Delusions can provide living images, which give important clues to the heart of a homeopathic case and a homeopathic remedy. Sankaran has similarly focused on the usage of the Dream section.
He sees dreams as being very close to delusions, representing the core states or essence of an individual see Lesson Seven.
Dreams represent uncompensated material our true underlying feelings untainted by our defenses and our need to appear to the outside world other than who we truly are. Here is an example: A forty-five-year-old woman complains that people can see into her innermost soul.
She states she has spent much of her life trying to hide from others to protect herself but could not escape from this. This is a core delusion of the remedy Thuja occidentalis, which acted curatively. Another example is a young man who is extremely proud and haughty. He talks about looking down on others all the time, and how they are beneath him.
The remedy was Platina metalicum, which again worked curatively. Studying Materia Medica Through the Repertory A useful way of studying materia medica is to study all of the rubrics in the repertory that are associated with a particular remedy.
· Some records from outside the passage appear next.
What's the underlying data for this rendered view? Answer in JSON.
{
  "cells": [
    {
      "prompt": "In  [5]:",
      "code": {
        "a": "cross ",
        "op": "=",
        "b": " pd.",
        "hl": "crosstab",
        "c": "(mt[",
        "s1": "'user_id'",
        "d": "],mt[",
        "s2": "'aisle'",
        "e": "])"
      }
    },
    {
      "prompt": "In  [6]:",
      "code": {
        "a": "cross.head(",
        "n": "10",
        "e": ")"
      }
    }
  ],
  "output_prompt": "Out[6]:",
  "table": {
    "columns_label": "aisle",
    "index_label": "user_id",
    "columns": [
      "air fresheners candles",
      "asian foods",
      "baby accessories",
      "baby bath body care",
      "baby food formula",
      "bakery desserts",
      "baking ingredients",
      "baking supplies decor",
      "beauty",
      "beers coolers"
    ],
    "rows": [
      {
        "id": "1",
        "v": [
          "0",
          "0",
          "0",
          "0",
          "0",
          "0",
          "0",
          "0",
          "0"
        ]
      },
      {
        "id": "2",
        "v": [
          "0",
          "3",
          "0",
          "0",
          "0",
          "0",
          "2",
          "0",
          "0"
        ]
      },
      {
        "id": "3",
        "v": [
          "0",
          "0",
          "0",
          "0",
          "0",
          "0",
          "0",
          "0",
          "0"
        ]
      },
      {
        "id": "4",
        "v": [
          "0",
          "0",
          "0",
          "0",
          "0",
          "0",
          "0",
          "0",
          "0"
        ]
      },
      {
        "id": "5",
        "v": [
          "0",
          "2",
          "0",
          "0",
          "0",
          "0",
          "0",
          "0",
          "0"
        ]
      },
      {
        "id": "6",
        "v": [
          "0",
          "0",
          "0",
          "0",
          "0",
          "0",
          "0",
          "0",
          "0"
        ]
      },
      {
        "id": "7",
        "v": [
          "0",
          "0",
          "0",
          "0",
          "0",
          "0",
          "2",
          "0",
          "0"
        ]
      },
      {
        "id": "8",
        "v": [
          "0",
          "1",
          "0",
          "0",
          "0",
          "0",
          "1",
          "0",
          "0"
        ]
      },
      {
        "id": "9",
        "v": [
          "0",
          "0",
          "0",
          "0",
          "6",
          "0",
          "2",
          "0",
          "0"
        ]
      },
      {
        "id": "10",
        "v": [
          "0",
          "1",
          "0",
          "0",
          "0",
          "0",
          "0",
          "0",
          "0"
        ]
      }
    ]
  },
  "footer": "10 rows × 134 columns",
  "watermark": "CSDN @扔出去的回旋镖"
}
Along with the Mind section, this is one of the most important sections of the Repertory. Generalities are symptoms that are true of the whole person rather than of a particular part of the body.
Symptoms of the whole are usually more important than symptoms of a particular part. Take a few minutes to read through the Generalities section, p. Time Modalities The Generalities section begins with time aggravations. Afternoon is one p. Certain remedies are well known for specific time aggravations, although there are many other remedies listed in the Repertory for these time aggravations. These include: 7 a. Eupatorium perfoliatum 9 a. Chamomilla 10 a.
Natrum muriaticum 11 a.